Selling a full bottle of alcohol to-go, which on-premise establishments in Illinois have been allowed to do, may provide some level of revenue. However, a bar or restaurant is waging an uphill battle in that particular contest against what there's already an abundance of: liquor stores, which can sell alcohol at lower prices with a larger selection.
"Chicago doesn't need 500 more liquor stores,” says Momose. “Not to mention that shops are able to purchase cases of alcohol by the truckload at half the cost of what we even pay. Our version of wholesale is nothing like their version of wholesale.”

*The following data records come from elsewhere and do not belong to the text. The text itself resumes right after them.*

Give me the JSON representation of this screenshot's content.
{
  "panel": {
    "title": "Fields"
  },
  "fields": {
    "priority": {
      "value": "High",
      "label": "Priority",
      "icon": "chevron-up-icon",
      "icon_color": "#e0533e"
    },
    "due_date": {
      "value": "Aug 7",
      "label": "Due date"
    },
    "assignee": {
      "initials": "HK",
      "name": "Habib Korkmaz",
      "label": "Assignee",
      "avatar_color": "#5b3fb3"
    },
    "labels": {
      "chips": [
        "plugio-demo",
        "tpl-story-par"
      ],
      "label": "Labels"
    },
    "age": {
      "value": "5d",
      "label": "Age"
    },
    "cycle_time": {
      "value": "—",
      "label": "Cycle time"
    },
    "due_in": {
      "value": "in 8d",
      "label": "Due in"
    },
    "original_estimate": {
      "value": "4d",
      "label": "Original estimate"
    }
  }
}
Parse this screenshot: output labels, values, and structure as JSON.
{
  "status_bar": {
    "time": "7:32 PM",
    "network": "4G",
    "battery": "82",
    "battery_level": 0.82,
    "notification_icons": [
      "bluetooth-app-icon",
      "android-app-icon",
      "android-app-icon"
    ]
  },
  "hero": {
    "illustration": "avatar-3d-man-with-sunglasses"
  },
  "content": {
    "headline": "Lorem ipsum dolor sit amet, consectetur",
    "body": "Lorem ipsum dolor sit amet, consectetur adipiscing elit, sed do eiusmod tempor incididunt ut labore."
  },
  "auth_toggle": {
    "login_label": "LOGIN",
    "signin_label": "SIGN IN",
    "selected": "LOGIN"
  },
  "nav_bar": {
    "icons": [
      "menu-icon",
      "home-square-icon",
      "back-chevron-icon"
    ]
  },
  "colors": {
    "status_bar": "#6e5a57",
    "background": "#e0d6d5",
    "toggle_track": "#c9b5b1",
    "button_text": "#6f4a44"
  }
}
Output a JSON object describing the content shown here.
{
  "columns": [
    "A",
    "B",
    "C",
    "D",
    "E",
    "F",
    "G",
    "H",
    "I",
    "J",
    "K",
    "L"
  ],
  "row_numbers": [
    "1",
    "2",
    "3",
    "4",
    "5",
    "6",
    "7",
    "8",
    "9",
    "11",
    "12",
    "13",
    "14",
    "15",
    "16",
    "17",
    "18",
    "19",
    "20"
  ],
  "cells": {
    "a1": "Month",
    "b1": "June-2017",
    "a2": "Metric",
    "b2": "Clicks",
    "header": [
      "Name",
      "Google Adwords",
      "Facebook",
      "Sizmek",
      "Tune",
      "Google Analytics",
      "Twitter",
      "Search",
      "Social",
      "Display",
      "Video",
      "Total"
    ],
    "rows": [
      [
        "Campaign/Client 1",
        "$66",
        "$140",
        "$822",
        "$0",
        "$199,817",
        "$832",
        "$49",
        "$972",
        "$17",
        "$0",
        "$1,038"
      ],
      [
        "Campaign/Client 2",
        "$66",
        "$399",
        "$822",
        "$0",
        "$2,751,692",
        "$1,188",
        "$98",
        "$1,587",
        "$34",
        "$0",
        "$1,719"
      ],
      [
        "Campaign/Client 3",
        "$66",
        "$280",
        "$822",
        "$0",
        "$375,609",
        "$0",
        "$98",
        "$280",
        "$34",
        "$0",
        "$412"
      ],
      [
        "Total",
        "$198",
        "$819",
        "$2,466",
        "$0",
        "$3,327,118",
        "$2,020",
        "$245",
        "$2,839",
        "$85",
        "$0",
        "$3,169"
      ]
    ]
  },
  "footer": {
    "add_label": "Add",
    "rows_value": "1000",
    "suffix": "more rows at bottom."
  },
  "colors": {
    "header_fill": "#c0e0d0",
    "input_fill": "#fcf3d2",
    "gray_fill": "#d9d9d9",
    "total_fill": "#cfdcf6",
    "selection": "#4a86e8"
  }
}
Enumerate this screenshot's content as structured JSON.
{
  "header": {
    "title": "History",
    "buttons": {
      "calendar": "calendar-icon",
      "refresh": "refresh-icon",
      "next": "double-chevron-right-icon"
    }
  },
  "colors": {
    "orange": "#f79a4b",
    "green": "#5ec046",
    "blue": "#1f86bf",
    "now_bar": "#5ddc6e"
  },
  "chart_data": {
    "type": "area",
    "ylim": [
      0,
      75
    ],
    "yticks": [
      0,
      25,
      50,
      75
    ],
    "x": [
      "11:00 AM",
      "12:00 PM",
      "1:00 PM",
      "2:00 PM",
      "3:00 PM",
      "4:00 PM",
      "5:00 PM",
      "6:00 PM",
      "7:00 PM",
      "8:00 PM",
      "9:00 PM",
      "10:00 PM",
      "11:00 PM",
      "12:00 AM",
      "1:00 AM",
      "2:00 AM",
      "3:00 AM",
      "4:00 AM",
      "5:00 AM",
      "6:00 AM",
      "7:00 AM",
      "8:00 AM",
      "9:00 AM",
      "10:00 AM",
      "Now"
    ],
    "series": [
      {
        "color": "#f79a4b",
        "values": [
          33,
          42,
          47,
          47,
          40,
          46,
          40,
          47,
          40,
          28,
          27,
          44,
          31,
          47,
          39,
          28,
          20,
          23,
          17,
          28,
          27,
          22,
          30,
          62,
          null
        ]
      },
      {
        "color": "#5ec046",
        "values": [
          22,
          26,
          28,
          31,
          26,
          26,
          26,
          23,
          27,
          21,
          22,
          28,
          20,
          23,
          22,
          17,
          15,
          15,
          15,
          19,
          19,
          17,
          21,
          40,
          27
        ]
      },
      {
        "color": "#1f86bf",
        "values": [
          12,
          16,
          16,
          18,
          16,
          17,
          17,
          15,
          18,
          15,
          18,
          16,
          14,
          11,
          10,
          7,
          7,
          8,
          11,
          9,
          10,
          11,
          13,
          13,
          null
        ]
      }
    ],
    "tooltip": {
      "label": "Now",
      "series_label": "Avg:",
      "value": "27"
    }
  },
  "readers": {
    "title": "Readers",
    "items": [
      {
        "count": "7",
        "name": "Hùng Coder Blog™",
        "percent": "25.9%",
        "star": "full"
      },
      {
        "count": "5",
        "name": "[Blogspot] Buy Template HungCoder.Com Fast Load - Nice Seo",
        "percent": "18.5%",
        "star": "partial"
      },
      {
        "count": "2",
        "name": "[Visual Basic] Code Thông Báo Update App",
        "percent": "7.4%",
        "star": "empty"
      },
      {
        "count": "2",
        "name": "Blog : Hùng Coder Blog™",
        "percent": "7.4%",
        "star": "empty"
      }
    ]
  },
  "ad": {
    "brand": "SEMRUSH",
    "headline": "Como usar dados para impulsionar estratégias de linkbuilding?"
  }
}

Selling cocktails, on the other hand, transforms a single bottle of spirits into 15 or more drinks. That's an exponential increase in revenue. "For every single bottle I look at, I think, If I could sell this as cocktails, 25.36 ounces per bottle, 1.5 ounces per drink, 16.906667 drinks, and even at $10, that's $160!” she says. That comes out to more than $100 profit per bottle, she adds, versus just $5 in profits if sold as a full bottle.
Further, cocktails showcase the skill, creativity and talent of the people who make them and enable bars to connect with their customers and community members. "It really is a chance to continue to provide an experience for people," says Momose.
For her, that might mean selling the aromatic incense that provides her restaurant's ambiance, folding origami cranes to include with every order or offering her signature spirit-free libations. "The spirit-frees are doing extraordinarily well, and it's because most of my guests are spiking them at home,” says Momose with a laugh. "Which is great, though. I would actually want to tweak them a little bit for certain spirits, but that's a whole other me-being-geeky thing."
As for those origami cranes Momose has been folding, they symbolize her own bit-by-bit quest for hope and change. "There's this folktale in Japan, where you fold 1,000 cranes and your wish is granted," she says. "Maybe I'll end up folding 1,000 cranes before all this is over, and maybe by then something good will happen."
Even with the approval of to-go cocktails, there are going to be more setbacks and challenges in the months and years ahead as the world continues wrestling with changes caused by the pandemic. There likely will be additional legislative fights and long nights spent crunching numbers. But for Momose, that's all the more reason to dig in and fight harder rather than giving up.
"The way I see it right now is that we're at this precipice right where we could give up and all fall in, because that's easy," says Momose. "Or we could get together and work together and build a bridge. Building bridges takes a lot of time. But that's how I see this legislative process. It's bit-by-bit, piece-by-piece. That's what we need right now."
CocktailsforHope.org isn’t ceasing its efforts to support the community, either, with the website now serving as a resource for bars starting their to-go programs.
At the end of the day, selling cocktails to-go might not be a financial bonanza or business savior for everyone, but there's more than revenue at stake. It's why Momose named the organization the way she did. "Obviously, cocktails aren't going to save anything, but they provide hope," she says. "And hope is one of the most powerful things that you can give to a person. Because hope is then a choice. If they have hope, they can choose to take that and run with it and survive."